Afghanistan: 'Miracle' soldier who 'died six times' but still walks with bullet lodged next to spine

In 2006, the soldiers of C Company, 3rd Battalion the Parachute Regiment, posed for a photo at their base in Sangin in Afghanistan's Helmand Province. At that time, Sangin was the most dangerous place on earth, the centre of British forces' fight against the Taliban. The Paras were sent to Helmand Province after the 2001 invasion of Afghanistan, a response to the September 11 terror attacks in the United States. The campaign lasted 20 years and cost the lives of 457 British soldiers. ITV News has tried to trace the people on the C Company photograph 15 years on to tell their stories, in our series Afghanistan: Photo From The Frontline.

By ITV News Senior Correspondent Paul Davies

By rights, John Dippnall shouldn’t be with us today.
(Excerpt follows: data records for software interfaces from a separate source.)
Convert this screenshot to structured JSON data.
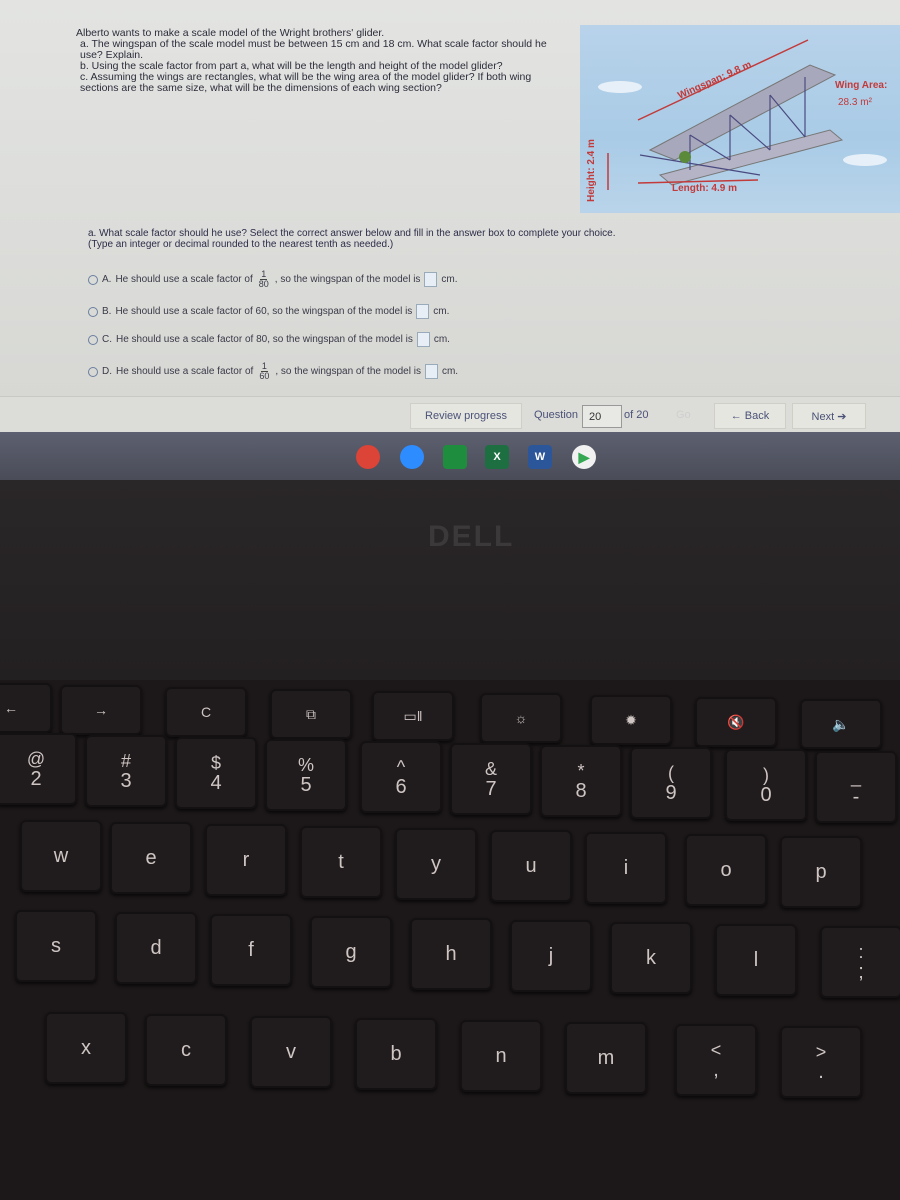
{
  "question": {
    "intro": "Alberto wants to make a scale model of the Wright brothers' glider.",
    "a": "a. The wingspan of the scale model must be between 15 cm and 18 cm. What scale factor should he use? Explain.",
    "b": "b. Using the scale factor from part a, what will be the length and height of the model glider?",
    "c": "c. Assuming the wings are rectangles, what will be the wing area of the model glider? If both wing sections are the same size, what will be the dimensions of each wing section?"
  },
  "figure": {
    "wingspan": "Wingspan: 9.8 m",
    "wing_area_label": "Wing Area:",
    "wing_area_value": "28.3 m²",
    "length": "Length: 4.9 m",
    "height": "Height: 2.4 m"
  },
  "part_a": {
    "prompt": "a. What scale factor should he use? Select the correct answer below and fill in the answer box to complete your choice.",
    "hint": "(Type an integer or decimal rounded to the nearest tenth as needed.)",
    "options": [
      {
        "letter": "A.",
        "pre": "He should use a scale factor of",
        "num": "1",
        "den": "80",
        "post": ", so the wingspan of the model is",
        "unit": "cm."
      },
      {
        "letter": "B.",
        "pre": "He should use a scale factor of 60, so the wingspan of the model is",
        "unit": "cm."
      },
      {
        "letter": "C.",
        "pre": "He should use a scale factor of 80, so the wingspan of the model is",
        "unit": "cm."
      },
      {
        "letter": "D.",
        "pre": "He should use a scale factor of",
        "num": "1",
        "den": "60",
        "post": ", so the wingspan of the model is",
        "unit": "cm."
      }
    ]
  },
  "nav": {
    "review": "Review progress",
    "question_label": "Question",
    "question_value": "20",
    "of_total": "of 20",
    "go": "Go",
    "back": "← Back",
    "next": "Next ➔"
  },
  "taskbar": {
    "apps": [
      {
        "icon": "chrome-icon",
        "color": "#db4437"
      },
      {
        "icon": "zoom-icon",
        "color": "#2d8cff"
      },
      {
        "icon": "google-classroom-icon",
        "color": "#1e8e3e"
      },
      {
        "icon": "excel-icon",
        "color": "#1d6f42",
        "glyph": "X"
      },
      {
        "icon": "word-icon",
        "color": "#2b579a",
        "glyph": "W"
      },
      {
        "icon": "play-store-icon",
        "color": "#f1f1f1"
      }
    ]
  },
  "brand": "DELL",
  "keyboard": {
    "rows": [
      [
        "←",
        "→",
        "C",
        "⧉",
        "▭‖",
        "☼",
        "✹",
        "🔇",
        "🔈"
      ],
      [
        [
          "@",
          "2"
        ],
        [
          "#",
          "3"
        ],
        [
          "$",
          "4"
        ],
        [
          "%",
          "5"
        ],
        [
          "^",
          "6"
        ],
        [
          "&",
          "7"
        ],
        [
          "*",
          "8"
        ],
        [
          "(",
          "9"
        ],
        [
          ")",
          "0"
        ],
        [
          "_",
          "-"
        ]
      ],
      [
        "w",
        "e",
        "r",
        "t",
        "y",
        "u",
        "i",
        "o",
        "p"
      ],
      [
        "s",
        "d",
        "f",
        "g",
        "h",
        "j",
        "k",
        "l",
        [
          ":",
          ";"
        ]
      ],
      [
        "x",
        "c",
        "v",
        "b",
        "n",
        "m",
        [
          "<",
          ","
        ],
        [
          ">",
          "."
        ]
      ]
    ]
  }
}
There are no outward signs to tell you this likeable father-of-three is a walking medical miracle, though you would probably find out if you were standing near him in an airport security queue and the alarms started to sound.

Within his body, John carries a souvenir of his days with the Parachute Regiment serving in Helmand Province.

It’s a fully intact bullet aimed at him by a Taliban fighter with the intention of ending his life - and it so nearly succeeded.

The round is embedded close to his spine, so close surgeons decided that attempting to remove it was too dangerous, so John has spent two decades carrying this reminder of his time in Afghanistan everywhere he goes.

'I was incredibly lucky and incredibly unlucky at the same time'

“I’ve learned to live with it,” he told me, showing the small scar where the bullet entered his side.

“I can feel it, but there is no pain, it’s just a nuisance when we go on holiday and it sets the security machines off.”

John is softly spoken and matter-of-fact as he describes two tours of Afghanistan, seeing friends and comrades killed and injured but never believing it could happen to him until it did.

He is able to describe in great detail what it feels like to be shot, likening it to being struck in the chest with a baseball bat but with no pain.

'I pulled my hand away and it was just red everywhere': John initially thought the bullet missed him, then he saw the blood

It is only when he talks about what happened next and the people who risked their own lives to save his that he becomes emotional and you can see that small piece of metal isn’t the only thing he’s been carrying with him every day since.

It was standard practice in those days when allied forces were suffering heavy casualties for Chinook helicopters to fly in to extract wounded soldiers and get them to expert medical care as quickly as possible.

That hadn’t been an option on the day John was hit, the firefight was so fierce an incoming helicopter would almost certainly have been shot down by the Taliban.

It was left to John Dippnall’s Para mates to keep him alive, working on him in a ditch under fire while another group of comrades launched a desperate rescue bid in ground vehicles.

“They volunteered to get me and didn’t bother sweeping the area for IEDs (booby trap explosives), just drove straight in,” he said.

'They had to open me up on the helicopter': John says he died six times on the helicopter

John’s story came close to ending a short time later when it was possible for a helicopter to fly him to the main military hospital at Camp Bastion.

“I crashed on the journey” is the way he describes the multiple occasions his heart stopped beating.

“Six times I died and six times they brought me back”.

John Dippnall was unable to continue his military career. He lost part of a lung, his spleen and a kidney.

John Dippnall is lucky to be alive.

Today he is happily settled into a new life as an electrical engineer and father of two sons and a daughter, but he admits Afghanistan and all that happened there is often on his mind.

It can happen when he is driving and he will pull off the road until the emotions have passed.

One day, when the security situation allows, he would like to return but more than anything else he would like an opportunity to thank the people who disregarded their own safety to give him the life he has today.

Read more stories from our series Afghanistan: Photo From The Frontline